[Given information — start]
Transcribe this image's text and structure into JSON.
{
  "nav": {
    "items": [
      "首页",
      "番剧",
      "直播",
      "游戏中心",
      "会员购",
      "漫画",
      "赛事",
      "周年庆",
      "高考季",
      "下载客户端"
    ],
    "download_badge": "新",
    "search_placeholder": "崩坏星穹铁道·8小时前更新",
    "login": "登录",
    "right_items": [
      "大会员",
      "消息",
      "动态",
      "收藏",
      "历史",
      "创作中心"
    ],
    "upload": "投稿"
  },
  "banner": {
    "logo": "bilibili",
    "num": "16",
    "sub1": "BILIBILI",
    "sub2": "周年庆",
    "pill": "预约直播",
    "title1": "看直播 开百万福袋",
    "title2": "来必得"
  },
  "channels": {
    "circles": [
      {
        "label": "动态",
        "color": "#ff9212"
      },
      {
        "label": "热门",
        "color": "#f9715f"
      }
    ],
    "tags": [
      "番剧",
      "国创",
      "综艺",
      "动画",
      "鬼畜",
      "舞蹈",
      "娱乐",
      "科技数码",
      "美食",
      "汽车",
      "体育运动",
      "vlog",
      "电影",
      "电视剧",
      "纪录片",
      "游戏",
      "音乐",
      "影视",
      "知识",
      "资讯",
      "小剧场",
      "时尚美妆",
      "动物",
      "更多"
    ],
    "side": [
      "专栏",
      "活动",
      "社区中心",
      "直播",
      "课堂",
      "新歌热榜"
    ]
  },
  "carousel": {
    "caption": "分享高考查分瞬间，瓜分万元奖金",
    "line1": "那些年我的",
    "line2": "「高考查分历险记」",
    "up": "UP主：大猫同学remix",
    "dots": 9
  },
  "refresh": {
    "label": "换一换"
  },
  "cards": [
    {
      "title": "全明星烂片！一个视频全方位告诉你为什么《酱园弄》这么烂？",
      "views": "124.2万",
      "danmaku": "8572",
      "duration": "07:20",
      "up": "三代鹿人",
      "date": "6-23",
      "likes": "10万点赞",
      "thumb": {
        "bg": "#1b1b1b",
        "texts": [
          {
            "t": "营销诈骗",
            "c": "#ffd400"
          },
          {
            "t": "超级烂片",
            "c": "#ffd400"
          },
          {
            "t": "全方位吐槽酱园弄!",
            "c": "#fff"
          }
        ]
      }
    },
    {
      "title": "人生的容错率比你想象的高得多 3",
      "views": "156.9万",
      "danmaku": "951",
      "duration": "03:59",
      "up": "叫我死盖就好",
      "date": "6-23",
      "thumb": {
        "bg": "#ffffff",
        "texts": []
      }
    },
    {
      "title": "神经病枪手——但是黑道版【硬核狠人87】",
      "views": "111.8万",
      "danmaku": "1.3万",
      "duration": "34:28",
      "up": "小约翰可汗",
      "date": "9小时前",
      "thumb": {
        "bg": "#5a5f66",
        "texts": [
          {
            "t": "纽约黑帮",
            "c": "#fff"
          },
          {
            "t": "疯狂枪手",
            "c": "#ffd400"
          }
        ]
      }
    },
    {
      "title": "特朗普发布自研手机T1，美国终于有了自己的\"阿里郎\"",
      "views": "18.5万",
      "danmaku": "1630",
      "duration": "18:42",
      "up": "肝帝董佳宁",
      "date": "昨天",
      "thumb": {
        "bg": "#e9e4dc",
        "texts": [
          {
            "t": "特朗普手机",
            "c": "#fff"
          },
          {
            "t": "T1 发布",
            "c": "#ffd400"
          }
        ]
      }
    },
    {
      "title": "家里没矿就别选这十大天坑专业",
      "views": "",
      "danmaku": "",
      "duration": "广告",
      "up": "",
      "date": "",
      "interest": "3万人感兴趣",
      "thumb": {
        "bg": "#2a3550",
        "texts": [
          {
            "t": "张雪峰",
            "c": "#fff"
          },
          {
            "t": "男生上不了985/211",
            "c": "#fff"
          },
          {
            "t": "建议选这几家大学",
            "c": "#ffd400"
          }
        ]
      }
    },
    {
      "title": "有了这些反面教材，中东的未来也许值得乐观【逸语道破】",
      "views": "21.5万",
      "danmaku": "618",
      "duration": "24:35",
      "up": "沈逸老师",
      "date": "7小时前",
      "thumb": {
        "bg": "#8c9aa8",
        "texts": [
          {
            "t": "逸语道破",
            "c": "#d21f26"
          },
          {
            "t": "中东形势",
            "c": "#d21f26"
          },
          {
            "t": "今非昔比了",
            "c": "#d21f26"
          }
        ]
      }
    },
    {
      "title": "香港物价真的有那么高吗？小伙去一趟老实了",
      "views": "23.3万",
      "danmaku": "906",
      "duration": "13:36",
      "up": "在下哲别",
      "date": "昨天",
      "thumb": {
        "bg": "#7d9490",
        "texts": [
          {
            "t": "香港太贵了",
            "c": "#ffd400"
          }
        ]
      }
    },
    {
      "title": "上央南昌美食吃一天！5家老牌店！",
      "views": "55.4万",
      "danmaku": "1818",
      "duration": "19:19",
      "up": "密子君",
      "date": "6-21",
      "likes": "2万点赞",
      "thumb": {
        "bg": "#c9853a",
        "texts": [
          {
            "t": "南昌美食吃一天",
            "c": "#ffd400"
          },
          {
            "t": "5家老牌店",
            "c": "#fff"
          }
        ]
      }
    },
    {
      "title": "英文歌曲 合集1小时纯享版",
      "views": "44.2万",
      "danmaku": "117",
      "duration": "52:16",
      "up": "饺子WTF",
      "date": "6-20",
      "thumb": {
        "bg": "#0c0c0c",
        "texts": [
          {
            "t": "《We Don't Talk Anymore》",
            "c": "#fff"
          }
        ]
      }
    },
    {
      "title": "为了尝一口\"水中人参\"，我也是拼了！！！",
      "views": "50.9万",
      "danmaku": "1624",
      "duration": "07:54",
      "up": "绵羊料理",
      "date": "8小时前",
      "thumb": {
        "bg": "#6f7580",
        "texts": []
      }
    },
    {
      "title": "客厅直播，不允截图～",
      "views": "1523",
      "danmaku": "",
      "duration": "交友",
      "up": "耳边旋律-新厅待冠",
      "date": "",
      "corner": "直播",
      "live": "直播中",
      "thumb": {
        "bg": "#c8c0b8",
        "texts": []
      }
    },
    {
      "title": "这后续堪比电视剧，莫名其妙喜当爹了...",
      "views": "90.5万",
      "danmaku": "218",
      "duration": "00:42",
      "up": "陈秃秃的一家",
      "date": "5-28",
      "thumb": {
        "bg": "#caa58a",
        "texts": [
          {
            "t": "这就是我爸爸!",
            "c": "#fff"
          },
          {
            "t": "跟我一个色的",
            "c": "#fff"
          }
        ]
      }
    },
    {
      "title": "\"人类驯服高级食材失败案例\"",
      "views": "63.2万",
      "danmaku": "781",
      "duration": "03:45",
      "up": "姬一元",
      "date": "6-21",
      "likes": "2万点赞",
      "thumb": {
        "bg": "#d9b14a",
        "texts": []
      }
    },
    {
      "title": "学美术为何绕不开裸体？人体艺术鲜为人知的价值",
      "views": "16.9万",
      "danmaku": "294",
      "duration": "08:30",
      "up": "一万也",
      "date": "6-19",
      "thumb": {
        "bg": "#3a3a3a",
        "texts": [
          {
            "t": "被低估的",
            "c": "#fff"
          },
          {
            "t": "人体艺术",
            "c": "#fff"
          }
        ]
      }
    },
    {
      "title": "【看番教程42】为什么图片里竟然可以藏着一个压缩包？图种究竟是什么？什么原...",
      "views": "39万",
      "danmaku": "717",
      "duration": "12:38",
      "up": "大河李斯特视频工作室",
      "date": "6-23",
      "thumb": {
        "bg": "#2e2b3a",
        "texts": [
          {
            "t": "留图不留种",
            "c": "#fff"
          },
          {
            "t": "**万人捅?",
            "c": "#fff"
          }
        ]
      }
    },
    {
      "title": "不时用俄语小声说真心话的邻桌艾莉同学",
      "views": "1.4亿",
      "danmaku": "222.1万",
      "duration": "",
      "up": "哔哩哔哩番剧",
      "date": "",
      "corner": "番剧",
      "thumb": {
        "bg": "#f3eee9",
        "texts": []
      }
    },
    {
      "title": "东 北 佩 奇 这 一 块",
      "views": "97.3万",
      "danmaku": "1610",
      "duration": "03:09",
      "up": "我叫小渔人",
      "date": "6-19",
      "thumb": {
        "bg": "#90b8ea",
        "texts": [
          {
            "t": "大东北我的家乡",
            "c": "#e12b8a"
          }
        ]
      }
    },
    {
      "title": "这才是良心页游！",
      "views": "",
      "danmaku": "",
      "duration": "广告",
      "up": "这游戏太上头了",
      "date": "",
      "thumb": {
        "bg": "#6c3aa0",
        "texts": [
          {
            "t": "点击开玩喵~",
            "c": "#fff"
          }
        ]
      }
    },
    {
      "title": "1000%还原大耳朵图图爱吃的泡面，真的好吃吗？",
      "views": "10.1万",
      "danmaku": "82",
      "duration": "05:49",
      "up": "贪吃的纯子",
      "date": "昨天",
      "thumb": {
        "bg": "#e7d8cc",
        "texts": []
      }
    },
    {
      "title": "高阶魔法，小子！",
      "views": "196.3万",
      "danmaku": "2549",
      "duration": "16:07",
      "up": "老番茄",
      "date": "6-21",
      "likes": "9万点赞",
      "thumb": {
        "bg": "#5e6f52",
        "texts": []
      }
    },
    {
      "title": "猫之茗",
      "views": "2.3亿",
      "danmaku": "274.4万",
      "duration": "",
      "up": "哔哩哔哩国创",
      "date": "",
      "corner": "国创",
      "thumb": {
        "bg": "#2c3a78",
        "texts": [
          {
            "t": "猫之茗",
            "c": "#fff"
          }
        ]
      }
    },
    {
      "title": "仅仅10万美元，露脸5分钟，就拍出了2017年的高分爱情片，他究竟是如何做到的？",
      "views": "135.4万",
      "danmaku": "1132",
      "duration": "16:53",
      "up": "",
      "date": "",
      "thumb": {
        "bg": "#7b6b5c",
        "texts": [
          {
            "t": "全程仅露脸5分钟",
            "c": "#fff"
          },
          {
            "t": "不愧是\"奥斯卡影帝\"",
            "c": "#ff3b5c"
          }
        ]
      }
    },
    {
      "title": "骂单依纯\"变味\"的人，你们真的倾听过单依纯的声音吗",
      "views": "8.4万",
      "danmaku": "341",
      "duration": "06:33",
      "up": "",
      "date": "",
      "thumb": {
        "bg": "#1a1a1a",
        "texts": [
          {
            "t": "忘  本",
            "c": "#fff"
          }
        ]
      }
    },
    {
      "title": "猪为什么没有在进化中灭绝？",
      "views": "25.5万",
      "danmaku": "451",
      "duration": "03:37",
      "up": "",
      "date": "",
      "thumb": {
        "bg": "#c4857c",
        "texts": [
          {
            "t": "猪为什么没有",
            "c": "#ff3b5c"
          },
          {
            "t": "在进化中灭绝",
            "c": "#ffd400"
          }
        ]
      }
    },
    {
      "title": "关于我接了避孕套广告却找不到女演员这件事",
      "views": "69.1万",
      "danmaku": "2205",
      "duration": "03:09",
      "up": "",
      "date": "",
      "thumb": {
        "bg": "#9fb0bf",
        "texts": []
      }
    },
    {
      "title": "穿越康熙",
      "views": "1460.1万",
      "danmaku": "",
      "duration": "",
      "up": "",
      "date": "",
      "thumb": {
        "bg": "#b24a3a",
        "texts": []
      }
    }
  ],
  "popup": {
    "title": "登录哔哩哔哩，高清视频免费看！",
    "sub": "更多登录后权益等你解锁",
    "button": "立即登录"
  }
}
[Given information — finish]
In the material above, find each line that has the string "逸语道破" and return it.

• [Answer below]
      "title": "有了这些反面教材，中东的未来也许值得乐观【逸语道破】",
            "t": "逸语道破",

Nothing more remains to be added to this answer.